Give the data again exactly as written, without any of its pictures.

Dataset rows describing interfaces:
=====

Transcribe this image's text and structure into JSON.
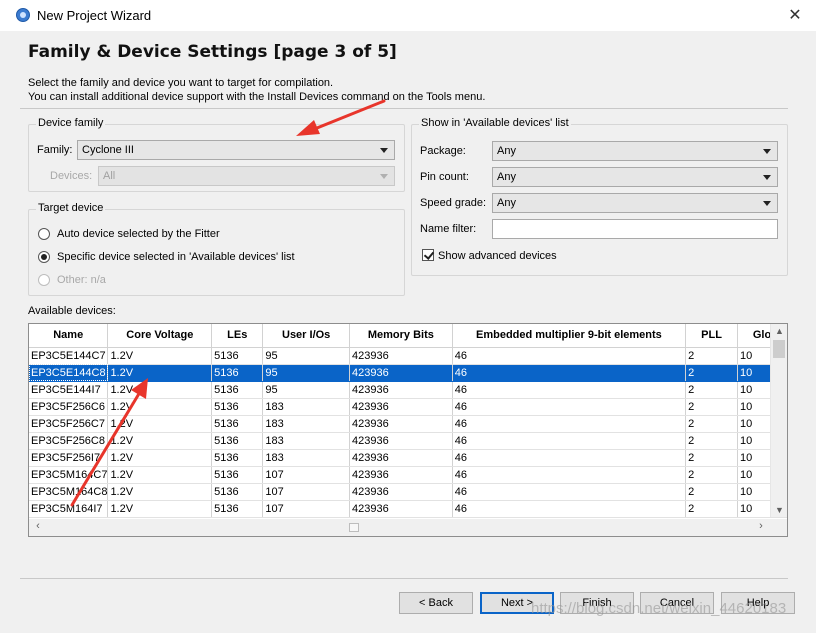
{
  "window": {
    "title": "New Project Wizard",
    "close_glyph": "✕"
  },
  "heading": "Family & Device Settings [page 3 of 5]",
  "description": [
    "Select the family and device you want to target for compilation.",
    "You can install additional device support with the Install Devices command on the Tools menu."
  ],
  "device_family": {
    "group_title": "Device family",
    "family_label": "Family:",
    "family_value": "Cyclone III",
    "devices_label": "Devices:",
    "devices_value": "All"
  },
  "target_device": {
    "group_title": "Target device",
    "options": [
      {
        "label": "Auto device selected by the Fitter",
        "selected": false,
        "enabled": true
      },
      {
        "label": "Specific device selected in 'Available devices' list",
        "selected": true,
        "enabled": true
      },
      {
        "label": "Other:  n/a",
        "selected": false,
        "enabled": false
      }
    ]
  },
  "show_available": {
    "group_title": "Show in 'Available devices' list",
    "package_label": "Package:",
    "package_value": "Any",
    "pin_count_label": "Pin count:",
    "pin_count_value": "Any",
    "speed_grade_label": "Speed grade:",
    "speed_grade_value": "Any",
    "name_filter_label": "Name filter:",
    "name_filter_value": "",
    "show_advanced_label": "Show advanced devices",
    "show_advanced_checked": true
  },
  "available_devices": {
    "label": "Available devices:",
    "columns": [
      "Name",
      "Core Voltage",
      "LEs",
      "User I/Os",
      "Memory Bits",
      "Embedded multiplier 9-bit elements",
      "PLL",
      "Glo"
    ],
    "rows": [
      [
        "EP3C5E144C7",
        "1.2V",
        "5136",
        "95",
        "423936",
        "46",
        "2",
        "10"
      ],
      [
        "EP3C5E144C8",
        "1.2V",
        "5136",
        "95",
        "423936",
        "46",
        "2",
        "10"
      ],
      [
        "EP3C5E144I7",
        "1.2V",
        "5136",
        "95",
        "423936",
        "46",
        "2",
        "10"
      ],
      [
        "EP3C5F256C6",
        "1.2V",
        "5136",
        "183",
        "423936",
        "46",
        "2",
        "10"
      ],
      [
        "EP3C5F256C7",
        "1.2V",
        "5136",
        "183",
        "423936",
        "46",
        "2",
        "10"
      ],
      [
        "EP3C5F256C8",
        "1.2V",
        "5136",
        "183",
        "423936",
        "46",
        "2",
        "10"
      ],
      [
        "EP3C5F256I7",
        "1.2V",
        "5136",
        "183",
        "423936",
        "46",
        "2",
        "10"
      ],
      [
        "EP3C5M164C7",
        "1.2V",
        "5136",
        "107",
        "423936",
        "46",
        "2",
        "10"
      ],
      [
        "EP3C5M164C8",
        "1.2V",
        "5136",
        "107",
        "423936",
        "46",
        "2",
        "10"
      ],
      [
        "EP3C5M164I7",
        "1.2V",
        "5136",
        "107",
        "423936",
        "46",
        "2",
        "10"
      ]
    ],
    "selected_row": 1
  },
  "buttons": {
    "back": "< Back",
    "next": "Next >",
    "finish": "Finish",
    "cancel": "Cancel",
    "help": "Help"
  },
  "watermark": "https://blog.csdn.net/weixin_44620183",
  "colors": {
    "selection": "#0a64c8",
    "annotation_arrow": "#e8352b"
  }
}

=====

» **PROBLEM SOLUTION**:
Transcribe this image's text and structure into JSON.
{
  "window": {
    "title": "New Project Wizard",
    "close_glyph": "✕"
  },
  "heading": "Family & Device Settings [page 3 of 5]",
  "description": [
    "Select the family and device you want to target for compilation.",
    "You can install additional device support with the Install Devices command on the Tools menu."
  ],
  "device_family": {
    "group_title": "Device family",
    "family_label": "Family:",
    "family_value": "Cyclone III",
    "devices_label": "Devices:",
    "devices_value": "All"
  },
  "target_device": {
    "group_title": "Target device",
    "options": [
      {
        "label": "Auto device selected by the Fitter",
        "selected": false,
        "enabled": true
      },
      {
        "label": "Specific device selected in 'Available devices' list",
        "selected": true,
        "enabled": true
      },
      {
        "label": "Other:  n/a",
        "selected": false,
        "enabled": false
      }
    ]
  },
  "show_available": {
    "group_title": "Show in 'Available devices' list",
    "package_label": "Package:",
    "package_value": "Any",
    "pin_count_label": "Pin count:",
    "pin_count_value": "Any",
    "speed_grade_label": "Speed grade:",
    "speed_grade_value": "Any",
    "name_filter_label": "Name filter:",
    "name_filter_value": "",
    "show_advanced_label": "Show advanced devices",
    "show_advanced_checked": true
  },
  "available_devices": {
    "label": "Available devices:",
    "columns": [
      "Name",
      "Core Voltage",
      "LEs",
      "User I/Os",
      "Memory Bits",
      "Embedded multiplier 9-bit elements",
      "PLL",
      "Glo"
    ],
    "rows": [
      [
        "EP3C5E144C7",
        "1.2V",
        "5136",
        "95",
        "423936",
        "46",
        "2",
        "10"
      ],
      [
        "EP3C5E144C8",
        "1.2V",
        "5136",
        "95",
        "423936",
        "46",
        "2",
        "10"
      ],
      [
        "EP3C5E144I7",
        "1.2V",
        "5136",
        "95",
        "423936",
        "46",
        "2",
        "10"
      ],
      [
        "EP3C5F256C6",
        "1.2V",
        "5136",
        "183",
        "423936",
        "46",
        "2",
        "10"
      ],
      [
        "EP3C5F256C7",
        "1.2V",
        "5136",
        "183",
        "423936",
        "46",
        "2",
        "10"
      ],
      [
        "EP3C5F256C8",
        "1.2V",
        "5136",
        "183",
        "423936",
        "46",
        "2",
        "10"
      ],
      [
        "EP3C5F256I7",
        "1.2V",
        "5136",
        "183",
        "423936",
        "46",
        "2",
        "10"
      ],
      [
        "EP3C5M164C7",
        "1.2V",
        "5136",
        "107",
        "423936",
        "46",
        "2",
        "10"
      ],
      [
        "EP3C5M164C8",
        "1.2V",
        "5136",
        "107",
        "423936",
        "46",
        "2",
        "10"
      ],
      [
        "EP3C5M164I7",
        "1.2V",
        "5136",
        "107",
        "423936",
        "46",
        "2",
        "10"
      ]
    ],
    "selected_row": 1
  },
  "buttons": {
    "back": "< Back",
    "next": "Next >",
    "finish": "Finish",
    "cancel": "Cancel",
    "help": "Help"
  },
  "watermark": "https://blog.csdn.net/weixin_44620183",
  "colors": {
    "selection": "#0a64c8",
    "annotation_arrow": "#e8352b"
  }
}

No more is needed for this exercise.